Unlike other regions of the country, Manhattan has a more subtle reaction to macroeconomic activity.
Domestic and foreign investors have the New York area at the top of their list of places to keep their capital, and Manhattan has a way of creating its own momentum, in part because the area is home to so many major corporate users. Big deals signed in 2015 include the 544,000-square- foot lease to Skadden, Arps, Slate, Meagher & Flom LLP at 1 Manhattan West, the 506,000-square-foot lease for Publicis Groupe at 1675 Broadway and a 495,000-square-foot lease for MetLife, Inc., all in Midtown.
That kind of activity has got construction booming again. As Q3 came to a close, over 10 million square feet of office space was still under construction, including 3 World Trade Center, a 2.8-million-square- foot building, and the 2.6-million-square-foot building at 30 Hudson Yards. Both properties have strong levels of pre-leasing activity. The 473,000-square- foot building at 7 Bryant Park is the largest property delivered so far in 2015. It is now 61% occupied.
The average asking rental rate moved up another $.91 to $70.76 per square foot in Q3, but rates reached more than $100 per square foot for class A space in premium properties in Midtown where rents have been rising fastest. In particular, rents have spiked in the Plaza District, Grand Central, Times Square and Rockefeller Center areas. However, when new class A space in nearby Hudson Yards comes on line, the pace of rent growth may slow. Downtown’s World Trade Center submarket is also seeing higher rents, especially in the World Trade Center submarket.
After posting over 2.2 million square feet of net absorption in Q2, things slowed down in Q3, when just a 310,709-square-foot gain was recorded. Demand for class A space is still driving net absorption, offsetting negative growth in class B again in Q3. Vacancy held steady at 8.0% for the period, but has moved down 40 basis points year-over-year. As noted in previous reports, big swings in absorption quarter-to-quarter are not unusual in Manhattan due to so many moves in and out of very large blocks of space along with high levels of construction.
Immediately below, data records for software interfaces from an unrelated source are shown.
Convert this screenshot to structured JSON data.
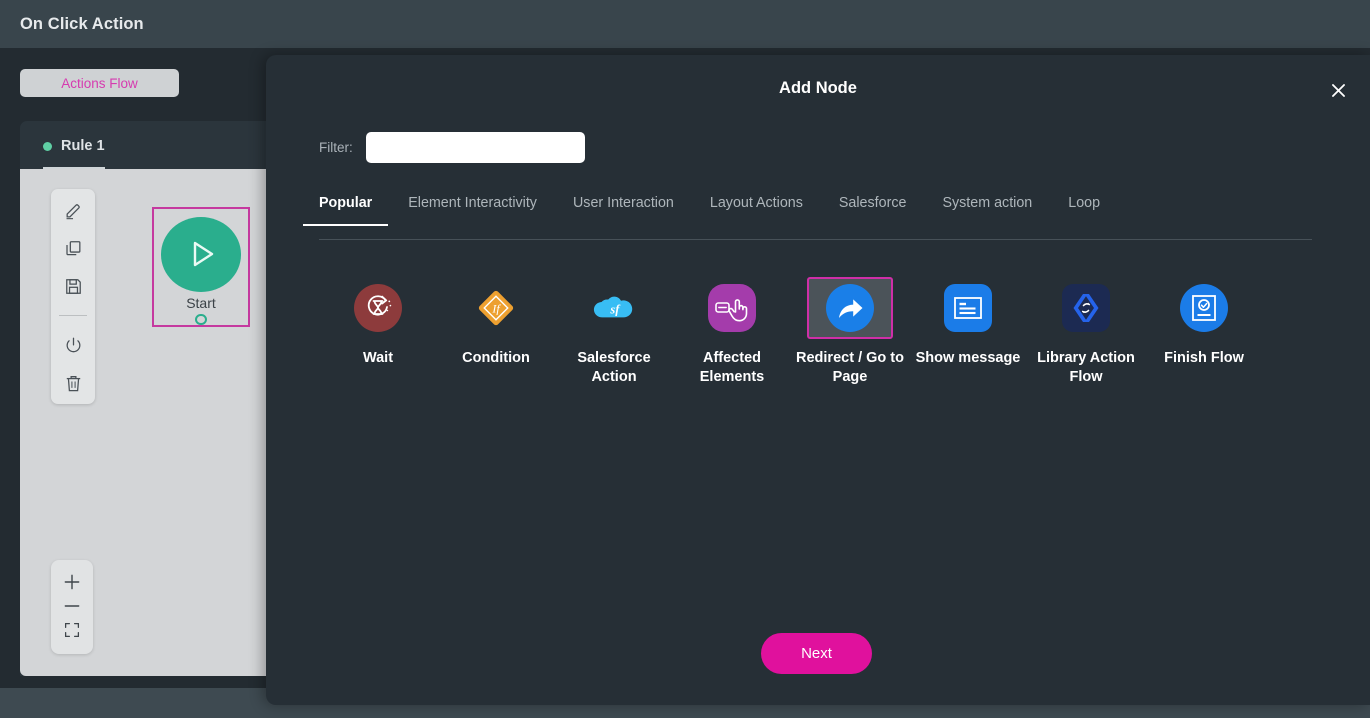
{
  "header": {
    "title": "On Click Action"
  },
  "background_page": {
    "actions_flow_button": "Actions Flow",
    "rule_tab": {
      "label": "Rule 1",
      "status_color": "#5fcfa4"
    },
    "start_node": {
      "label": "Start",
      "selected_border_color": "#c5399f",
      "circle_color": "#2aae8d"
    },
    "toolbar": [
      {
        "name": "edit-icon",
        "title": "Edit"
      },
      {
        "name": "copy-icon",
        "title": "Copy"
      },
      {
        "name": "save-icon",
        "title": "Save"
      },
      {
        "name": "power-icon",
        "title": "Enable / Disable"
      },
      {
        "name": "trash-icon",
        "title": "Delete"
      }
    ],
    "zoom_controls": [
      {
        "name": "zoom-in-icon",
        "title": "Zoom In"
      },
      {
        "name": "zoom-out-icon",
        "title": "Zoom Out"
      },
      {
        "name": "fit-screen-icon",
        "title": "Fit to Screen"
      }
    ]
  },
  "modal": {
    "title": "Add Node",
    "close_label": "✕",
    "filter": {
      "label": "Filter:",
      "value": "",
      "placeholder": ""
    },
    "tabs": [
      {
        "label": "Popular",
        "active": true
      },
      {
        "label": "Element Interactivity",
        "active": false
      },
      {
        "label": "User Interaction",
        "active": false
      },
      {
        "label": "Layout Actions",
        "active": false
      },
      {
        "label": "Salesforce",
        "active": false
      },
      {
        "label": "System action",
        "active": false
      },
      {
        "label": "Loop",
        "active": false
      }
    ],
    "nodes": [
      {
        "label": "Wait",
        "icon": "hourglass-refresh-icon",
        "color": "#8d3b3c",
        "selected": false
      },
      {
        "label": "Condition",
        "icon": "if-diamond-icon",
        "color": "#eda030",
        "selected": false
      },
      {
        "label": "Salesforce Action",
        "icon": "salesforce-cloud-icon",
        "color": "#38bdf4",
        "selected": false
      },
      {
        "label": "Affected Elements",
        "icon": "hand-pointer-icon",
        "color": "#a43cab",
        "selected": false
      },
      {
        "label": "Redirect / Go to Page",
        "icon": "redirect-arrow-icon",
        "color": "#1a7fe8",
        "selected": true
      },
      {
        "label": "Show message",
        "icon": "message-box-icon",
        "color": "#1b7ce8",
        "selected": false
      },
      {
        "label": "Library Action Flow",
        "icon": "code-brackets-icon",
        "color": "#1c2a52",
        "selected": false
      },
      {
        "label": "Finish Flow",
        "icon": "check-document-icon",
        "color": "#1b7ce8",
        "selected": false
      }
    ],
    "next_button": "Next",
    "accent_color": "#e0119d"
  }
}
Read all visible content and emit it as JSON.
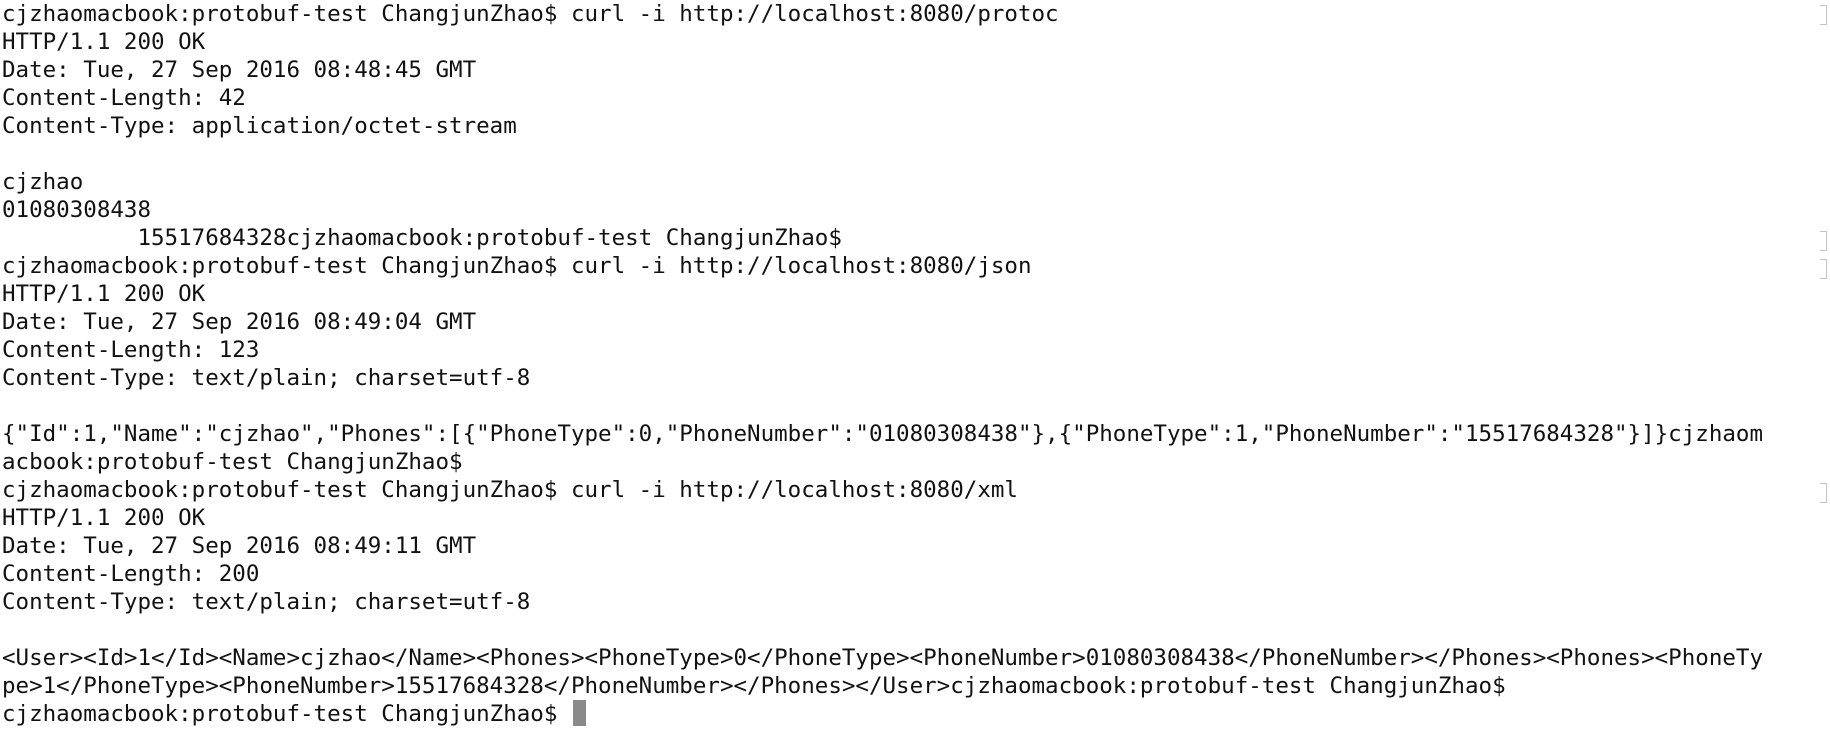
{
  "terminal": {
    "lines": [
      "cjzhaomacbook:protobuf-test ChangjunZhao$ curl -i http://localhost:8080/protoc",
      "HTTP/1.1 200 OK",
      "Date: Tue, 27 Sep 2016 08:48:45 GMT",
      "Content-Length: 42",
      "Content-Type: application/octet-stream",
      "",
      "cjzhao",
      "01080308438",
      "          15517684328cjzhaomacbook:protobuf-test ChangjunZhao$",
      "cjzhaomacbook:protobuf-test ChangjunZhao$ curl -i http://localhost:8080/json",
      "HTTP/1.1 200 OK",
      "Date: Tue, 27 Sep 2016 08:49:04 GMT",
      "Content-Length: 123",
      "Content-Type: text/plain; charset=utf-8",
      "",
      "{\"Id\":1,\"Name\":\"cjzhao\",\"Phones\":[{\"PhoneType\":0,\"PhoneNumber\":\"01080308438\"},{\"PhoneType\":1,\"PhoneNumber\":\"15517684328\"}]}cjzhaom",
      "acbook:protobuf-test ChangjunZhao$",
      "cjzhaomacbook:protobuf-test ChangjunZhao$ curl -i http://localhost:8080/xml",
      "HTTP/1.1 200 OK",
      "Date: Tue, 27 Sep 2016 08:49:11 GMT",
      "Content-Length: 200",
      "Content-Type: text/plain; charset=utf-8",
      "",
      "<User><Id>1</Id><Name>cjzhao</Name><Phones><PhoneType>0</PhoneType><PhoneNumber>01080308438</PhoneNumber></Phones><Phones><PhoneTy",
      "pe>1</PhoneType><PhoneNumber>15517684328</PhoneNumber></Phones></User>cjzhaomacbook:protobuf-test ChangjunZhao$",
      "cjzhaomacbook:protobuf-test ChangjunZhao$ "
    ],
    "colors": {
      "background": "#ffffff",
      "text": "#111111",
      "cursor": "#8a8a8a"
    }
  }
}
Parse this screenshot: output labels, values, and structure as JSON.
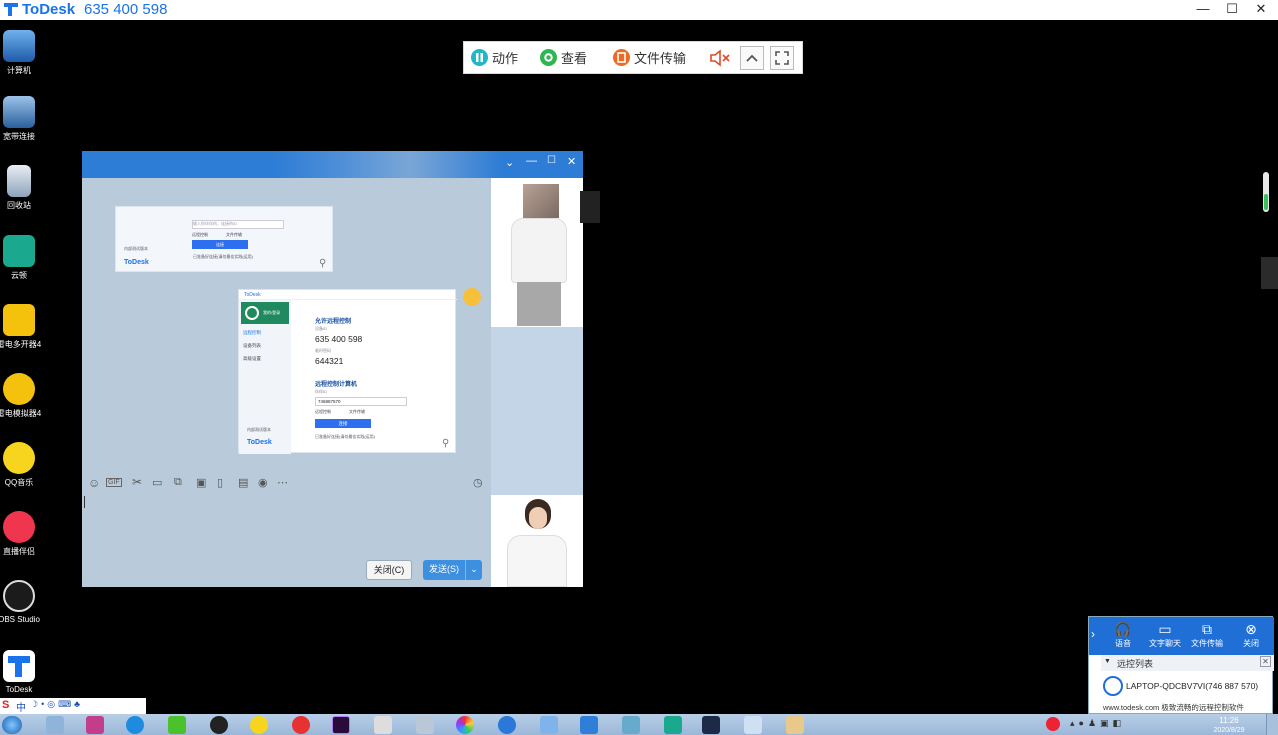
{
  "window": {
    "app_name": "ToDesk",
    "device_id": "635 400 598",
    "minimize": "—",
    "maximize": "☐",
    "close": "✕"
  },
  "remote_toolbar": {
    "action": "动作",
    "view": "查看",
    "file_transfer": "文件传输",
    "mute_icon": "speaker-muted-icon",
    "collapse_icon": "chevron-up-icon",
    "fullscreen_icon": "fullscreen-icon"
  },
  "desktop_icons": [
    "计算机",
    "宽带连接",
    "回收站",
    "云顿",
    "雷电多开器4",
    "雷电模拟器4",
    "QQ音乐",
    "直播伴侣",
    "OBS Studio",
    "ToDesk"
  ],
  "chat_window": {
    "inner_small": {
      "placeholder": "输入你伙伴的，连接的ID",
      "remote_control": "远程控制",
      "file_transfer": "文件传输",
      "connect": "连接",
      "status": "已准备好连接(请勿最佳实践(运用)",
      "version": "内部测试版本",
      "logo": "ToDesk"
    },
    "inner_large": {
      "title": "ToDesk",
      "user": "我的/登录",
      "nav_remote": "远程控制",
      "nav_devices": "设备列表",
      "nav_advanced": "高级设置",
      "allow_heading": "允许远程控制",
      "id_label": "设备ID",
      "device_id": "635 400 598",
      "pass_label": "临时密码",
      "password": "644321",
      "control_heading": "远程控制计算机",
      "partner_label": "伙伴ID",
      "partner_id": "746887570",
      "opt_remote": "远程控制",
      "opt_file": "文件传输",
      "connect": "连接",
      "status": "已准备好连接(请勿最佳实践(运用)",
      "version": "内部测试版本",
      "logo": "ToDesk"
    },
    "close_btn": "关闭(C)",
    "send_btn": "发送(S)"
  },
  "todesk_panel": {
    "voice": "语音",
    "text_chat": "文字聊天",
    "file_transfer": "文件传输",
    "close": "关闭",
    "list_title": "远控列表",
    "device": "LAPTOP-QDCBV7VI(746 887 570)",
    "footer": "www.todesk.com 极致流畅的远程控制软件"
  },
  "taskbar": {
    "time": "11:26",
    "date": "2020/8/29",
    "ime": "中"
  },
  "colors": {
    "brand": "#1a73e8",
    "panel_blue": "#1f6fd6",
    "chat_title": "#2d7cd5",
    "send_blue": "#3d8fe0"
  }
}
FIRE (Finance, Insurance and Real Estate) tenant tend to stay put in Class A properties and pay higher rents while many TAMI (Technology, Advertising, Media and Information) users are looking to lower costs by locating to re-purposed flex and warehouse space that can be improved with open space designs that attract and help retain younger workers. Some tenants are looking to the outer boroughs, particularly Downtown Brooklyn and Long Island City, to lower occupancy costs. Developers have responded with new investments in retail space, entertainment venues and multi-family residential properties to attract users to a viable alternative to the Manhattan office market.
Click the following link to download Q3 2015 Office Brief
Michael Staskiewicz, CCIM is the Managing Principal of Effective Realty Advisors and Founder of EffectiveWorkplace.com. Michael helps innovative, purpose-driven CEOs clarify the strategic plan for a world-class work environment, so they can attract the best talent and reduce voluntary turnover.